‘Let the Games Begin’. That phrase is more appropriate than ever before. Every time I turn around, my kids are bringing home another form to fill out for another activity or sport, and mainly sports. Soccer is the worst offender of this. If I remember correctly, we got a form for soccer sign-ups three days after my wife gave birth to our oldest daughter (never too young to start I guess)? Sign-ups for soccer, basketball, tee-ball, softball, dance, karate, gymnastics, Girl Scouts, field hockey, cheerleading, and Persian krimanchuli yodeling (ok, I may have made up the yodeling) just as they are learning to walk.
And what do we, their parents, do? We put our kids in to these organized, structured sports that are overly emphasized for their importance from the youth leagues running them, the coaches, and the parents who, with their unreal expectations for their children, are in the stands (usually punching one another in the face while the games are going on). This is not to say I don’t think sports have their place nor is it not to say that my kids don’t participate in some of these very things. I played sports growing up but my parents never viewed them than anything more than games which is why I enjoyed them so much and also why I never signed a long term contract with the Philadelphia Phillies. Though, thanks to my parents, I view the sports my kids participate in the same way…as games. But I also have another view of what sports can. Stifling.

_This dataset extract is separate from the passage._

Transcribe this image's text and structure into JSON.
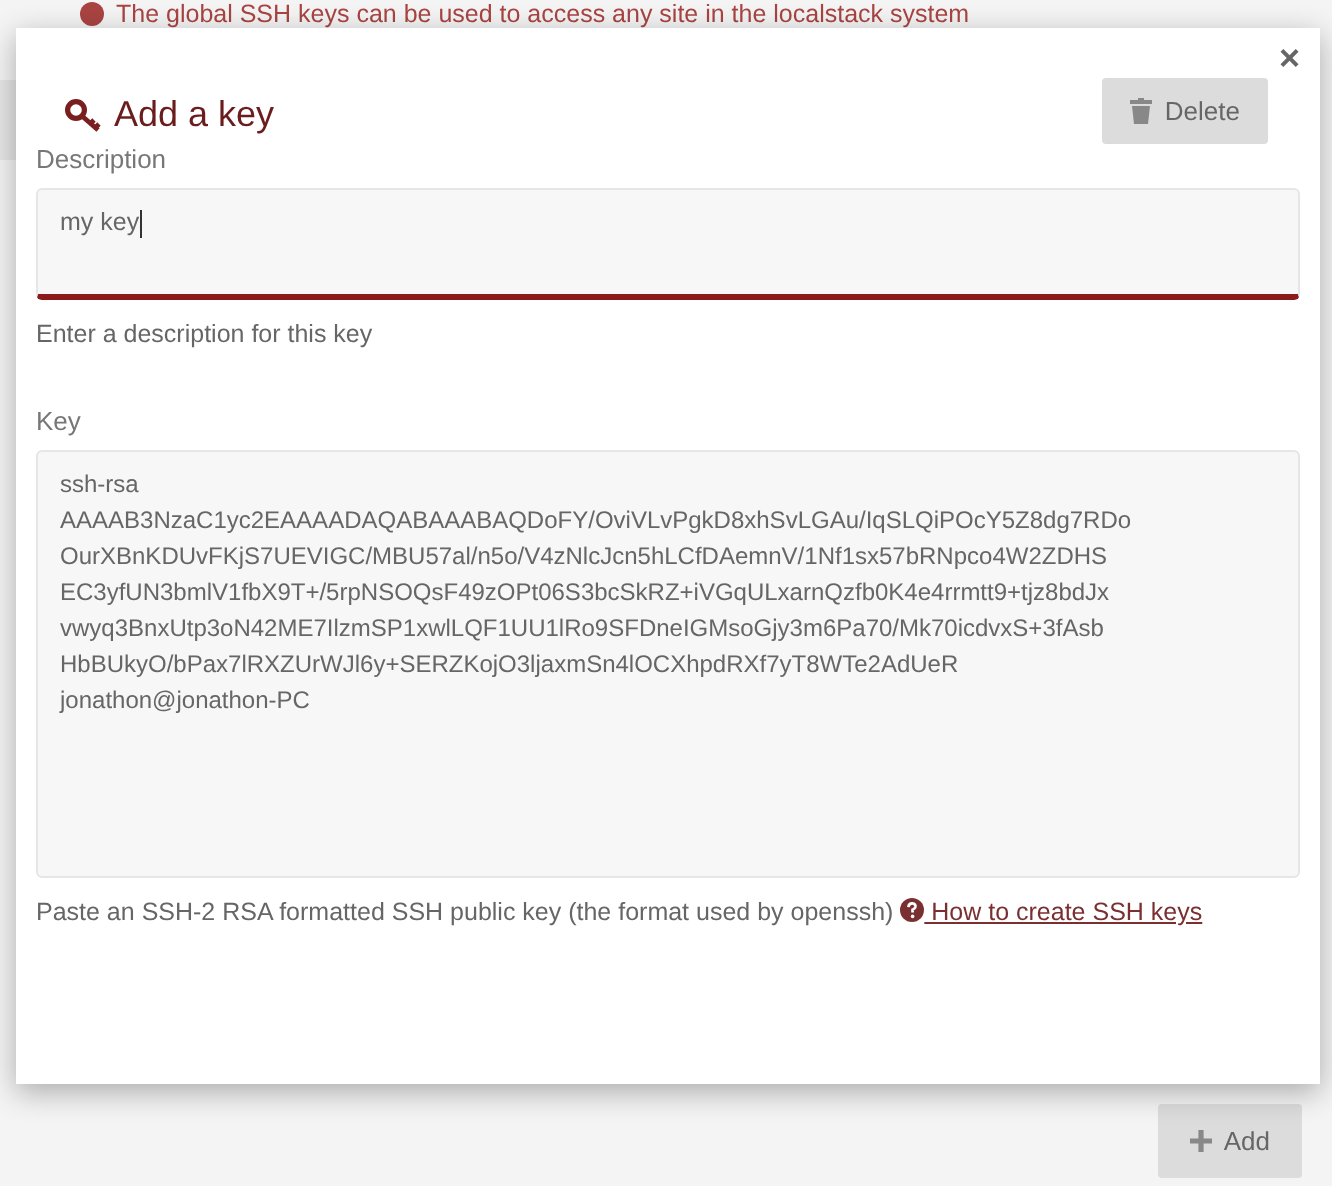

My kids are right at the peak of their power of imagination. They have yet to be hit in the head by life’s 9 Iron (repeatedly) into viewing life in the societal box of thinking. They still lay on the ground to look at the clouds. They take their shoes off to feel the grass on their feet. They still create underwater landscapes and school classrooms in the basement. Life, to them, is not black and white, but like a box of Crayola 64’s.
What sports can do, is begin to steal a multi-colored world for black and white and fold in that figurative box. There are rules. There are certain ways to kick, catch, run, throw, hit, shake your Pom-Poms, and yodel, all of which don’t allow for a lot of improvisation at their age (“We have to teach the right fundamentals”). I don’t want to push away their imaginations and creativity just for the sake of learning how to properly execute a cruyff.
So while they play organized sports, I make sure they get a chance to play unorganized sports. This includes spur of the moment races from the car to the front door or up the steps to the second floor (loser smells like poop). We play hide and go seek and make up the rules as we go along. We make obstacle courses, from our own imaginations, in the basement to run through. We play catch by throwing a ball on the roof of the house and waiting to see where it comes off. Tag, freeze tag, who can hop on one leg longer than everyone else, who can guzzle their drink fastest. No real rules other than the ones we decide at that time. No fundamentals needed. No screaming coach who believes his stint as youth baseball coach is just the first step to becoming the next Tony LaRussa. No parents pummeling each other in the bleachers. No whistles. No out of bounds.
Trying new games. Open to suggestions. Figuring it out as we go along. It’s a bit like the first Olympics at our house (minus naked Greeks and the Olive branch crowns).
I like sports. I played them. My kids like sports. They play sports. Like most other things in this society, they have their place. Sports can teach teamwork, achievement, reaching for a goal, camaraderie, and discipline. All good traits to learn but so is recognizing these sports are just games (too often too many forget that part of it). Their imaginations and creativity and freedom from that structure can be good traits too because they teach them that you don’t always need a field, nets, or coaches to let the games begin.